Learning from my mum the wood carver.
It's been a while since I used my knives and tools for woodcarving. But for Christmas I got two turned wooden mallets as a present from my mum. One is even made from the plum tree in my aunt's garden. They fit perfectly in my hands, but differ in size and weight.
If that's not the perfect reason to start woodcarving, I don't know what is. I got out my carving knives and was amazed at how tiny they are. The last time I used them was as a child. (On a side note: The knives are originally meant for "Notch Cut" (german Kerbschnitt), but I don't have any others so that's what I use... Using what I already have)
As a teen, I earned some pocket money by carving wood. I made a few sculptures for my freelance woodcarver mum, but mainly with a chainsaw and angle grinder. The figures were of a different scale to this tiny relief I was making now.
I put on my apron, took linden wood and the scissors that I inherited and just went off from there. I facetimed my mum while I was doing it, and it was just fun. Many memories of my childhood came back. Following the process, touching the wood, finding the form... To be honest, I didn't expect it to go so smoothly. But as I love to work with my hands, I enjoyed it a lot.
That takes me to a point I forgot to talk about. Reading again in Richard Sennett's 'The Craftsman' reminds me on one undeniable thing when working with hands: I am proud on what I did. I did it for the sake of doing it good, for the sake of learning and experiencing.
Interviewing my grandfather at the end of last year also underlines this truth. He is a learned chef, but craft is what he likes to do, he says. Because he further quotes that after cooking, people might come back if the taste was good, but with craftsmanship you have the result the next days, the next years, even if you did something wrong, it's still there.

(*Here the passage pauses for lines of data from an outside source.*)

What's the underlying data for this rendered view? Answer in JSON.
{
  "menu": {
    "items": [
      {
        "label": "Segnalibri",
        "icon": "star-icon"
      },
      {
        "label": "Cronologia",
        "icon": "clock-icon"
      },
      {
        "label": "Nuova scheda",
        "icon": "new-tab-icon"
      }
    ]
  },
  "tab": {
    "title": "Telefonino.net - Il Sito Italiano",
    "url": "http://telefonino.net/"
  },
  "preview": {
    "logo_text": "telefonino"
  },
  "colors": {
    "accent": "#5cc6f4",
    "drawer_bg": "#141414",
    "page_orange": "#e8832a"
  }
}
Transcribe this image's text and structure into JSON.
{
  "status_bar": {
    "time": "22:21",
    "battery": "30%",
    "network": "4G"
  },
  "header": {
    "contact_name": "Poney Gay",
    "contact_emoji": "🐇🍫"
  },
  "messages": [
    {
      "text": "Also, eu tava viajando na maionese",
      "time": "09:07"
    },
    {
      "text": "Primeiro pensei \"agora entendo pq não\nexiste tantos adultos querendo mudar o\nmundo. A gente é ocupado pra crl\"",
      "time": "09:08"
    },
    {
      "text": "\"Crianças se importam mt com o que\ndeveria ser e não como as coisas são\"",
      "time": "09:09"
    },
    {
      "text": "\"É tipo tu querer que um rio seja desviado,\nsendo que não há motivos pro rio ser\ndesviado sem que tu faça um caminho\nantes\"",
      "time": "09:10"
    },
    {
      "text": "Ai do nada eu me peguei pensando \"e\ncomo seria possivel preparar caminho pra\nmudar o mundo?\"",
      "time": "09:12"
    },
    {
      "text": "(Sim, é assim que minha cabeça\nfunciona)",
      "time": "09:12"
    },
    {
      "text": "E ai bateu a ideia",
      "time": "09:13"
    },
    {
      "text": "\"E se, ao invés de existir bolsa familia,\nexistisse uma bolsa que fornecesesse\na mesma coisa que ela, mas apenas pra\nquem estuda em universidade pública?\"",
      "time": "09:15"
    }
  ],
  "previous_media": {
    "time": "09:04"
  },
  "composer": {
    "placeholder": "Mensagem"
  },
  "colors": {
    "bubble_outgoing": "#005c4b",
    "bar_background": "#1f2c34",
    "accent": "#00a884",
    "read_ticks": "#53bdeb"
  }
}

(There is more about the interview to come. I also interviewed my mum, and asked her the same questions that i will later answer too. I hope to see how the passing of skills and values runs like a golden thread to the three generations in our family)